BLACKSBURG, Va., September 16, 2011 – Shamira Shallom, a graduate student in Virginia Tech’s doctoral program in Genetics Bioinformatics and Computational Biology (GBCB) program, has won the Southern Regional Education Board (SREB) Doctoral Dissertation Scholars Award.
This dissertation research award is for Shallom's study on developing a species-independent pathogen forensic array with Dr. Harold ‘Skip’ Garner, executive director and professor at the Virginia Bioinformatics Institute. The award will support advancement of her research program in the form of a stipend and career development opportunities. After finishing her Ph.D., Shallom plans to work in research and foster development of science opportunities for students at the middle and high school level.
“Shamira is one of those extremely hard working graduate students, who came to the lab with a very large experience toolbox, which she is using, along with her creativity, to advance a project that has national and international infectious disease and biosecurity implications,” said Garner.
Prior to becoming a full-time student, Shallom started in 2005 as a research associate working in VBI’s Cyberinfrastructure and Core laboratory divisions. Prior to that, she studied parasite genomics at the J. Craig Venter Institute for several years including Plasmodium falciparum, the organism that causes malaria. Shallom worked on another major project area while there, the Pathogen Functional Genome Resource Center, where she advanced comparative genomics and developed a high-throughput protein expression platform.

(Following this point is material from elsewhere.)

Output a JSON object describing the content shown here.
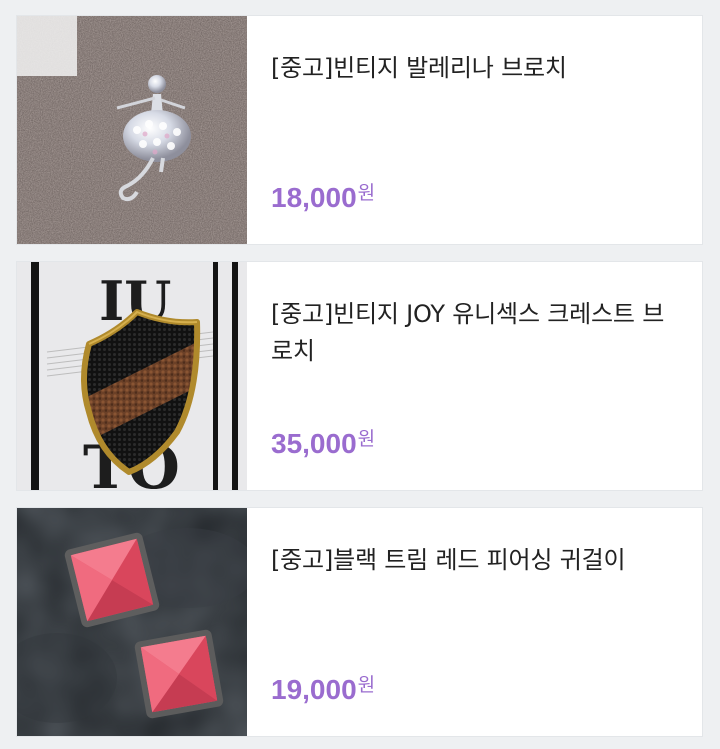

SREB is a nonprofit, nonpartisan organization that works with 16 member states to improve public pre-K-12 and higher education. Founded by the region's governors and legislators in 1948, SREB was America's first interstate compact for education. Today it is the only regional education compact that works directly with state leaders, schools and educators to improve teaching, learning and student achievement at every level of education. The program particularly encourages applicants who seek Ph.D.s in the STEM (science, technology, engineering and math) disciplines and is part of a nationwide initiative to foster minority faculty members by offering support through the dissertation writing phase of the doctoral program. The Board, which is comprised of members from sixteen states, has awarded 50 doctoral awards this year.
About the Virginia Bioinformatics Institute
The Virginia Bioinformatics Institute at Virginia Tech is a premier bioinformatics, computational biology, and systems biology research facility that uses transdisciplinary approaches to science, combining information technology, biology, and medicine. These approaches are used to interpret and apply vast amounts of biological data generated from basic research to some of today’s key challenges in the biomedical, environmental, and agricultural sciences. With more than 240 highly trained multidisciplinary, international personnel, research at the institute involves collaboration in diverse disciplines such as mathematics, computer science, biology, plant pathology, biochemistry, systems biology, statistics, economics, synthetic biology, and medicine. The large amounts of data generated by this approach are analyzed and interpreted to create new knowledge that is disseminated to the world’s scientific, governmental, and wider communities.
September 16, 2011